Did you see the poll from Azimuth Polling Group claiming a tossup between Solicitor General Ted Cruz and Lt. Gov. David Dewhurst in the Republican senatorial primary in Texas? Let's take a look.
Azimuth Polling Group. 10/12 - 10/17/2011. MoE +/- 3%. 844 Republican voters in Texas.
Ted Cruz- 32%
David Dewhurst- 31%
Tom Leppert- 8%
Lela Pittenger- 5%
Elizabeth Ames Jones- 4%
(Also polled were Glenn Addison [3%], Andre Castanuela [1%], and Curtis Cleaver [0%])
- Lela Pittenger, one of the unknowns, has 5% to Railroad Commissioner Elizabeth Ames Jones' 4%.
- The methodology includes both telephone and email interviews. Email is notoriously dificult to use effectively in polling.
- Other polls have shown Cruz, Lepeprt, and Jones to be significantly lagging behind Dewhurst in name recognition; Cruz here has to be suddenly well-known to poll so strongly (for comparison, 71% of voters had no opinion of Cruz in a September PPP poll).

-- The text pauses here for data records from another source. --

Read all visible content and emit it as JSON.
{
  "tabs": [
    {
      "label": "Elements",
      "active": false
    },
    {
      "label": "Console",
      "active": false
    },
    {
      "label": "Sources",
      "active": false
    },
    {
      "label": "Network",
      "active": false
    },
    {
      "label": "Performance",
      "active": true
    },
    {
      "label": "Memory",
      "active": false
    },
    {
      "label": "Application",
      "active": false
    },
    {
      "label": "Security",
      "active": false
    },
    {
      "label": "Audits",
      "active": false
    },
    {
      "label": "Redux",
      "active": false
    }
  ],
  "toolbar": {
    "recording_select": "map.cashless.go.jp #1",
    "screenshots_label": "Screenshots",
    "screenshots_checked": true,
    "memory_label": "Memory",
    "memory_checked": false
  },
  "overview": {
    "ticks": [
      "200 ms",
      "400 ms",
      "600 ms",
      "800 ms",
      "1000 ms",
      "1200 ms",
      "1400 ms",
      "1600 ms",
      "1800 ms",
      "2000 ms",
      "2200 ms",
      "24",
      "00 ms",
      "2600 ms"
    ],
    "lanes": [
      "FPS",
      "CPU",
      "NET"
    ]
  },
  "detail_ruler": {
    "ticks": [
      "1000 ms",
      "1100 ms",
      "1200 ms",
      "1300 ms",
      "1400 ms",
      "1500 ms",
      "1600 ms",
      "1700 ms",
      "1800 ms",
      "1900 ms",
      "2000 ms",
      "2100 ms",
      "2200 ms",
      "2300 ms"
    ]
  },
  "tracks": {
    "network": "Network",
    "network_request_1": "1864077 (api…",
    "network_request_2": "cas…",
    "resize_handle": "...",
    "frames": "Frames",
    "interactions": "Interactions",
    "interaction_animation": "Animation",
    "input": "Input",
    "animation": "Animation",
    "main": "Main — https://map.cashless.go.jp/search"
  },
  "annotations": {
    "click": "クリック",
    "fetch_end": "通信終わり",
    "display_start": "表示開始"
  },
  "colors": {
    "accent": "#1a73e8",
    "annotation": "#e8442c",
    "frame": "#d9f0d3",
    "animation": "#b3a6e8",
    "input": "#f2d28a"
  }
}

- Most importantly, Cruz is polling outrageously higher than usual here- compare to the same September PPP poll, where Cruz had 12% to Dewhurst's 41%).
The pollster claims their polls are different; they do not only use voter rolls but take the pulse of activists and party operatives more than anything else. From the pollster:
...our sample focused on highly involved Republican voters with clusters in the most politically active Republican areas of the state and using lists taken not only from voter rolls but also from other sources likely to identify voters whose awareness of candidates and issues is substantially higher. Basically, they [PPP] polled voters and we polled more of the grassroots party activists who will influence those voters.
With our more informed and involved sample it is almost certain that pure name recognition played much less of a role in our poll. This means that our results may be more indicative of future trends when voters have had time to become more informed about the candidates and issues, while the PPP poll may be a better snapshot of a broader segment of the voter base at this moment.Fine, except that libertarians are doing excessively well. The polls would be useful if they accurately gauged support within the movers and shakers of the party (although I am deeply skeptical a poll could do that); instead, it overstates a certain faction's support.
Furthermore, we do not have a good methodology provided of how they select which activists to question. What qualifies one to be included in the pool of potential respondents? How are those contacts gathered [what lists in particular]? Is the population large enough to draw an adequate (ie representative) sample? All of this is disturbingly lacking.
This article explains the situation after the Texas presidential primary poll cited earlier.
The domain azimuthpolls.com is registered to Dave Nalle of Austin, TX. But who is Dave Nalle? Dave Nalle is a Ron Paul supporter and is Chairman of the Republican Liberty Caucus, a group that promotes Libertarianism within the Republican Party. In fact, if you go there, you’ll see an article written by Dave Nalle entitled “Don’t Believe the Hype. Meet the Real Rick Perry.” The RLC also endorses just one current elected official that is running for president. Any guess as to who that is? Yup. Ron Paul. You can also find a great many posts by Nalle which stakes out a lot of which you can hear from Rep. Paul.The article is wrong insofar that Nalle is a Johnson supporter (the RLC has informally backed Johnson this cycle, at least at the leadership level), but either way he works in the libertarian faction of the party. He also happens to endorse Ted Cruz' campaign, as I noted in August. Pittenger, who performed excessively well in this poll, is a very libertarian candidate. Cruz has also been working to round up libertarian support in the state, particularly with his endorsement from Senator Rand Paul. This leaves one with two potential conclusions:
1) Nalle essentially ran an internal poll for Cruz intended to get a strong result. A common trend in internal polling is surprising results where dark horses barely beat the incumbent (like this one from BJ Lawson in NC-04 in 2010).
2) Azimuth is consistently loading the deck with libertarians. The political circle the group deals with (particularly when gauging 'activist' support) is giving a false representation of who influences politics in the state.
This does not even get into the fact they use email to poll voters. Given the flaws above, I am skeptical the email interviews were conducted in a sufficiently rigorous manner (a counter-example is YouGov, an outfit that has used email effectively).
In sum, Azimuth Polling Group has significant difficulties with its polling. Its results should be treated with skepticism.